**Element data from apps and pages**

********************

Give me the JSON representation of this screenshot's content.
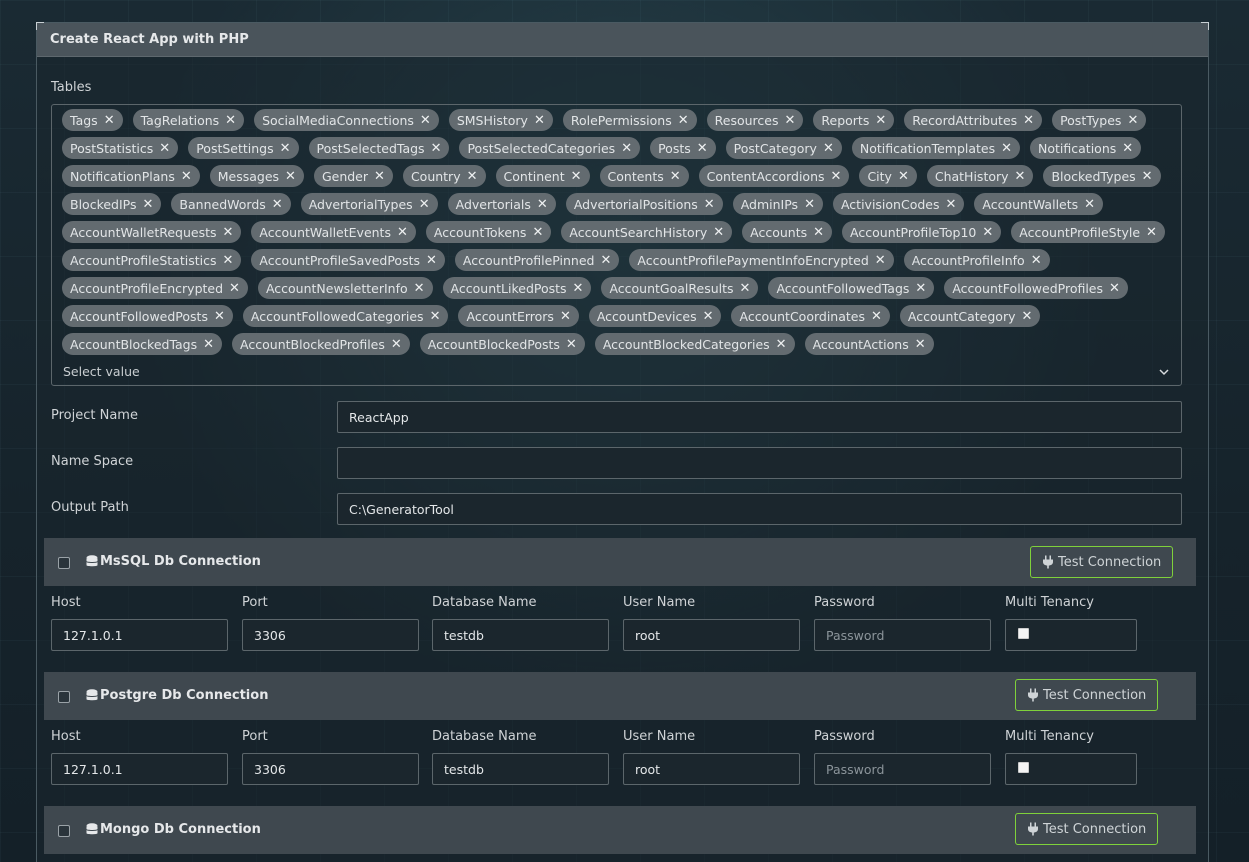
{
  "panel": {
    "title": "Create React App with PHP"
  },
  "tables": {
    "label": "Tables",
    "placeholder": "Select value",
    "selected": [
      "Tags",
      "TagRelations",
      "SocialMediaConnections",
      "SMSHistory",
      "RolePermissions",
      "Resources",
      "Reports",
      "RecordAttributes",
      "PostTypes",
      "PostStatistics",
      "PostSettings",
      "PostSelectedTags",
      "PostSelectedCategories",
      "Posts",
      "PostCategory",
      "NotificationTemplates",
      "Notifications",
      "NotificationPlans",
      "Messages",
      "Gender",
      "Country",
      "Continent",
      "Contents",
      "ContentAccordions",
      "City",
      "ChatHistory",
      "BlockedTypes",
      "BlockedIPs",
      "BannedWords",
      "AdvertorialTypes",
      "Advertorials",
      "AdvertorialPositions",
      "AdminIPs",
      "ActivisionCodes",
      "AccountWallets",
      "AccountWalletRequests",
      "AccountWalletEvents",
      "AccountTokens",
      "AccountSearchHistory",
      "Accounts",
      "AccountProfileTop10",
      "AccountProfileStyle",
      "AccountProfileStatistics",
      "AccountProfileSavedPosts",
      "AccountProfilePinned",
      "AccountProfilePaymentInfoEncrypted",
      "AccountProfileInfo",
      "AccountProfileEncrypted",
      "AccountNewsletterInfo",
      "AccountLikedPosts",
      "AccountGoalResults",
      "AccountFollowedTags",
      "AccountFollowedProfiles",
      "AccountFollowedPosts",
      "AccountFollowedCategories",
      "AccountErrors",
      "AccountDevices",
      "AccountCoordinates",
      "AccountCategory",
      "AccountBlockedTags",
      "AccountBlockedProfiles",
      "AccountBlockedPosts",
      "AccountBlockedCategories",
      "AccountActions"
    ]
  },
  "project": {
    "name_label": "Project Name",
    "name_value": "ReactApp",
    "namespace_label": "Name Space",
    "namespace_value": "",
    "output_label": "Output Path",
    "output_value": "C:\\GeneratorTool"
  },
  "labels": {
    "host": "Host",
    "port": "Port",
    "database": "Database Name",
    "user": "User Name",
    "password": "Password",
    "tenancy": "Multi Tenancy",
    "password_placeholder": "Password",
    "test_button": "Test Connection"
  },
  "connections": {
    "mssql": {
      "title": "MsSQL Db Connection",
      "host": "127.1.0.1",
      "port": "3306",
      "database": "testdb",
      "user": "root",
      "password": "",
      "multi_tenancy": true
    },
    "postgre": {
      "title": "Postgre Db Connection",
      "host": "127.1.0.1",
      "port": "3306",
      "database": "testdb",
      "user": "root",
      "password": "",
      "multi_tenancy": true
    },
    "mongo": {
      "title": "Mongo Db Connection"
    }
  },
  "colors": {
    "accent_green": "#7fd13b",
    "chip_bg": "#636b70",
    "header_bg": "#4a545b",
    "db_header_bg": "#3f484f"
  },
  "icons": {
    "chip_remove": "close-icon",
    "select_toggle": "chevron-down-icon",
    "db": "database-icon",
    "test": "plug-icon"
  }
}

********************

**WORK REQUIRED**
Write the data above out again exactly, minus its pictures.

**PROBLEM SOLUTION**
Give me the JSON representation of this screenshot's content.
{
  "panel": {
    "title": "Create React App with PHP"
  },
  "tables": {
    "label": "Tables",
    "placeholder": "Select value",
    "selected": [
      "Tags",
      "TagRelations",
      "SocialMediaConnections",
      "SMSHistory",
      "RolePermissions",
      "Resources",
      "Reports",
      "RecordAttributes",
      "PostTypes",
      "PostStatistics",
      "PostSettings",
      "PostSelectedTags",
      "PostSelectedCategories",
      "Posts",
      "PostCategory",
      "NotificationTemplates",
      "Notifications",
      "NotificationPlans",
      "Messages",
      "Gender",
      "Country",
      "Continent",
      "Contents",
      "ContentAccordions",
      "City",
      "ChatHistory",
      "BlockedTypes",
      "BlockedIPs",
      "BannedWords",
      "AdvertorialTypes",
      "Advertorials",
      "AdvertorialPositions",
      "AdminIPs",
      "ActivisionCodes",
      "AccountWallets",
      "AccountWalletRequests",
      "AccountWalletEvents",
      "AccountTokens",
      "AccountSearchHistory",
      "Accounts",
      "AccountProfileTop10",
      "AccountProfileStyle",
      "AccountProfileStatistics",
      "AccountProfileSavedPosts",
      "AccountProfilePinned",
      "AccountProfilePaymentInfoEncrypted",
      "AccountProfileInfo",
      "AccountProfileEncrypted",
      "AccountNewsletterInfo",
      "AccountLikedPosts",
      "AccountGoalResults",
      "AccountFollowedTags",
      "AccountFollowedProfiles",
      "AccountFollowedPosts",
      "AccountFollowedCategories",
      "AccountErrors",
      "AccountDevices",
      "AccountCoordinates",
      "AccountCategory",
      "AccountBlockedTags",
      "AccountBlockedProfiles",
      "AccountBlockedPosts",
      "AccountBlockedCategories",
      "AccountActions"
    ]
  },
  "project": {
    "name_label": "Project Name",
    "name_value": "ReactApp",
    "namespace_label": "Name Space",
    "namespace_value": "",
    "output_label": "Output Path",
    "output_value": "C:\\GeneratorTool"
  },
  "labels": {
    "host": "Host",
    "port": "Port",
    "database": "Database Name",
    "user": "User Name",
    "password": "Password",
    "tenancy": "Multi Tenancy",
    "password_placeholder": "Password",
    "test_button": "Test Connection"
  },
  "connections": {
    "mssql": {
      "title": "MsSQL Db Connection",
      "host": "127.1.0.1",
      "port": "3306",
      "database": "testdb",
      "user": "root",
      "password": "",
      "multi_tenancy": true
    },
    "postgre": {
      "title": "Postgre Db Connection",
      "host": "127.1.0.1",
      "port": "3306",
      "database": "testdb",
      "user": "root",
      "password": "",
      "multi_tenancy": true
    },
    "mongo": {
      "title": "Mongo Db Connection"
    }
  },
  "colors": {
    "accent_green": "#7fd13b",
    "chip_bg": "#636b70",
    "header_bg": "#4a545b",
    "db_header_bg": "#3f484f"
  },
  "icons": {
    "chip_remove": "close-icon",
    "select_toggle": "chevron-down-icon",
    "db": "database-icon",
    "test": "plug-icon"
  }
}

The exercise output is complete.